    para 7.21 Chapter 7 Homelessness Code of Guidance MHCLG, Feb 2018.

  • [3]

    reg 6(1)(a) Allocation of Housing and Homelessness (Eligibility)(England) Regulations 2006 SI 2006/1294 January 13, 2021, 4:01 PM

  • [4]

    reg 6(2)(g) Allocation of Housing and Homelessness (Eligibility)(England) Regulations 2006 SI 2006/1294

  • [5]

    reg 6(2) Allocation of Housing and Homelessness (Eligibility)(England) Regulations 2006 SI 2006/1294

  • [6]

    reg 6(2)(e) Allocation of Housing and Homelessness (Eligibility)(England) Regulations 2006 SI 2006/1294

  • [7]

    para 1, annex 1, Homelessness Code of Guidance MHCLG, Feb 2018.

  • [8]

    paras 10 – 21, annex 1, Homelessness Code of Guidance, MHCLG, Feb 2018.

  • [9]

    Mangion v London Borough of Lewisham [2008] EWCA Civ 1642, Simpson-Lowe v Croydon BC [2012] EWCA Civ 131

  • [10]

    R (on the application of Paul-Coker) v London Borough of Southwark [2006] EWHC 497 (Admin)

  • [11]

    para 14, annex 1, Homelessness Code of Guidance MHCLG, Feb 2018.

  • [12]

    Nessa v Chief Adjudication Officer [1999]1 WLR 1937, HL.

  • [13]

    para 14, annex 1, Homelessness Code of Guidance MHCLG, Feb 2018.

  • [14]

    Re F (A Minor) (Child Abduction) [1992] 1 FLR 548.

  • [15]

    annex 1, para 7 Homelessness Code of Guidance, MHCLG, Feb 2018; see also Swaddling v Adjudication Officer [1999] All ER (EC) 217.

  • [16]

    annex 8, para 7 Homelessness Code of Guidance, MHCLG, Feb 2018; see also Swaddling v Adjudication Officer [1999] All ER (EC) 217.

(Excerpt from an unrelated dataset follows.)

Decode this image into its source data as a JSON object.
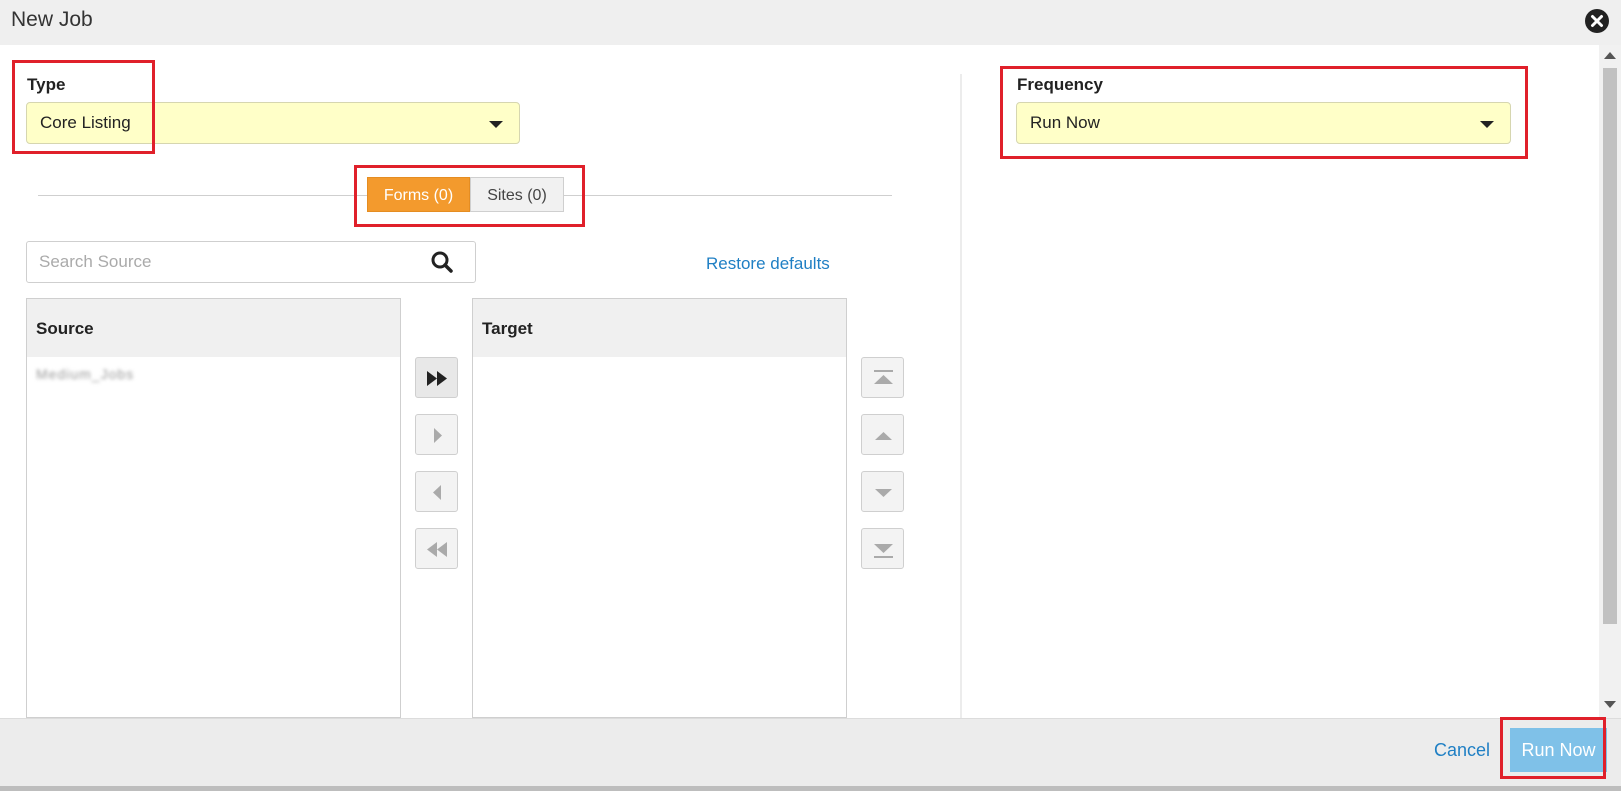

  • [17]

    HB/CTB Circular A22/2010, Department for Work and Pensions.

  • [18]

    Shah v Barnet LBC [1983] 2 AC 309; [1983] 1 All ER 226. This case refers to ‘ordinary residence’, however the two terms have been described as interchangeable in practice – see R (on the application of Paul-Coker) v London Borough of Southwark - [2006] EWHC 497 (Admin)

  • [19]

    para 5, annex 1, Homelessness Code of Guidance, MHCLG, Feb 2018.

  • [20]

    para 3, annex 1, Homelessness Code of Guidance, MHCLG, Feb 2018.

  • [21]

    para 19, annex 1, Homelessness Code of Guidance, MHCLG, Feb 2018.

  • [22]

    para 21, annex 1, Homelessness Code of Guidance, MHCLG, Feb 2018.